Development of Surrogate Models of Orthopedic Screws to Improve Biomechanical Performance: Comparisons of Artificial Neural Networks and Multiple Linear Regressions

Development of Surrogate Models of Orthopedic Screws to Improve Biomechanical Performance: Comparisons of Artificial Neural Networks and Multiple Linear Regressions

Ching-Chi Hsu (Graduate Institute of Applied Science and Technology, National Taiwan University of Science and Technology, Taiwan)
DOI: 10.4018/978-1-4666-1803-9.ch009
OnDemand PDF Download:
$30.00
List Price: $37.50

Abstract

An optimization approach was applied to improve the design of the lag screws used in double screw nails. However, finite element analyses with an optimal algorithm may take a long time to find the best design. Thus, surrogate methods, either artificial neural networks or multiple linear regressions, were used to substitute for the finite element models. The results showed that an artificial neural network method can accurately develop the objective functions of the lag screws for both the bending strength and the pullout strength. A multiple linear regression method can successfully develop the objective function of the lag screws for the pullout strength, but it failed to construct the objective function for the bending strength. The optimal design of the lag screws could be obtained using the artificial neural network method and genetic algorithms.
Chapter Preview
Top

Background

Dynamic hip screws or gamma nails are used to treat patients with proximal femoral fractures (Bellabarba, Herscovici, Ricci, & Hudanich, 2003; Hartford, Patel, & Powell, 2005; Hesse & Gächter, 2004; Willoughby, 2005). A dynamic hip screw consists of a metal plate, a lag screw, and locking screws, and has the advantage of a sliding lag screw in the barrel of the side plate that facilitates fracture impaction and healing and prevents lag screw cut-out (Bucholz, Heckman, & Court-Brown, 2006; Lorich, Geller, & Nielson, 2004; Schipper, Steyerberg, & Castelein, 2004). A gamma nail consists of a nail, a proximal lag screw, distal locking screws, and a set screw, and has the advantage of a lower risk of implant failure and prevents femoral shortening and hip deformity. These implants have been successfully applied to treat subtrochanteric fractures, intertrochanteric fractures, and basal neck fractures. However, a dynamic hip screw with excessive sliding of the lag screw may cause limb shortening and lag screw cut-out (Lin, 2006). In addition, gamma nails have the drawbacks of postoperative femoral shaft fracture via the nail tip due to stress concentration and intraoperative splintering because of the bulky proximal part (Pervez & Parker, 2001).
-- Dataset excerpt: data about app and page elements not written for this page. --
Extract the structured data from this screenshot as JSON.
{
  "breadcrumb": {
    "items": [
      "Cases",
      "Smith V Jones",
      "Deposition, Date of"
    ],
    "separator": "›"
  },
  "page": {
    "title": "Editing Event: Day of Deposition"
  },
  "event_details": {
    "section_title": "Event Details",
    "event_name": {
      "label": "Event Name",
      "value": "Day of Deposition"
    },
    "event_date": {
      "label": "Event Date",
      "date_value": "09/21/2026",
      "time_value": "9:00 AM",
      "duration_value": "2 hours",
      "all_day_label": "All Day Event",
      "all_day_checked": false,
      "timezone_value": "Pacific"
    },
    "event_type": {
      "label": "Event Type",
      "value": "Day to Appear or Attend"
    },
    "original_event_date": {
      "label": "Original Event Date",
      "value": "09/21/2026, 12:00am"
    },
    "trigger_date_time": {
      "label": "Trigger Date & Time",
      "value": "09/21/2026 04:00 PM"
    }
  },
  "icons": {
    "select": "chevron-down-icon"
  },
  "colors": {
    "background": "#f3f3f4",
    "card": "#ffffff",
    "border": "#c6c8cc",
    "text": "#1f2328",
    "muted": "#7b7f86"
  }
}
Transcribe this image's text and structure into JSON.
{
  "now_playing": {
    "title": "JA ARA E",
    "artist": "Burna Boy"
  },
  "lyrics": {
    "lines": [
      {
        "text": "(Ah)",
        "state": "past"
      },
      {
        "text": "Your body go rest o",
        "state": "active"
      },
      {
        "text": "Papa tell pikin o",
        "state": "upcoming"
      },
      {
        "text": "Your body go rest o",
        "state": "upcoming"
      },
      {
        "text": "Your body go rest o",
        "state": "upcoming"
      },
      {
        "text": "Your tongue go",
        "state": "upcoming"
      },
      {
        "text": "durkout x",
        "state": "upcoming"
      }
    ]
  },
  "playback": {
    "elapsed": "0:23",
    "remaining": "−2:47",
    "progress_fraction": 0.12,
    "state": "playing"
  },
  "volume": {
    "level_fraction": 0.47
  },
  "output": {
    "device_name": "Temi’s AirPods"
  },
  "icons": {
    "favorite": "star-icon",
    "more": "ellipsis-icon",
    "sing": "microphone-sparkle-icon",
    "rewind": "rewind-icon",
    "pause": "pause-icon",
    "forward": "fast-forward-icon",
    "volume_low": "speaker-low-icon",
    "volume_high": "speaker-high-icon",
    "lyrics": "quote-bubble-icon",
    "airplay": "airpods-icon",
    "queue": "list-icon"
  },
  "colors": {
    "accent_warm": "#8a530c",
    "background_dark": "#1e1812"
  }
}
To solve the above problems, a double screw nail design, which consists of a nail, two proximal lag screws, and distal locking screws, is presented (Lin, 2006). Double screw nails can avoid postoperative femoral fracture and intraoperative splintering because of a long nail length and a small nail diameter on the proximal part, respectively. Although double screw nails have been demonstrated to have greater biomechanical performance than dynamic hip screws and gamma nails (C. C. Hsu, Lin, Amaritsakul, Antonius, & Chao, 2009), the failure of fracture fixation for double screw nails still exists (Banan, Al-Sabti, Jimulia, & Hart, 2002). Fatigue failure and screw loosening of the lag screws were the main problems found for double screw nails. Thus, improving the design of double screw nails might solve these two clinical problems.

Complete Chapter List

Search this Book:
Reset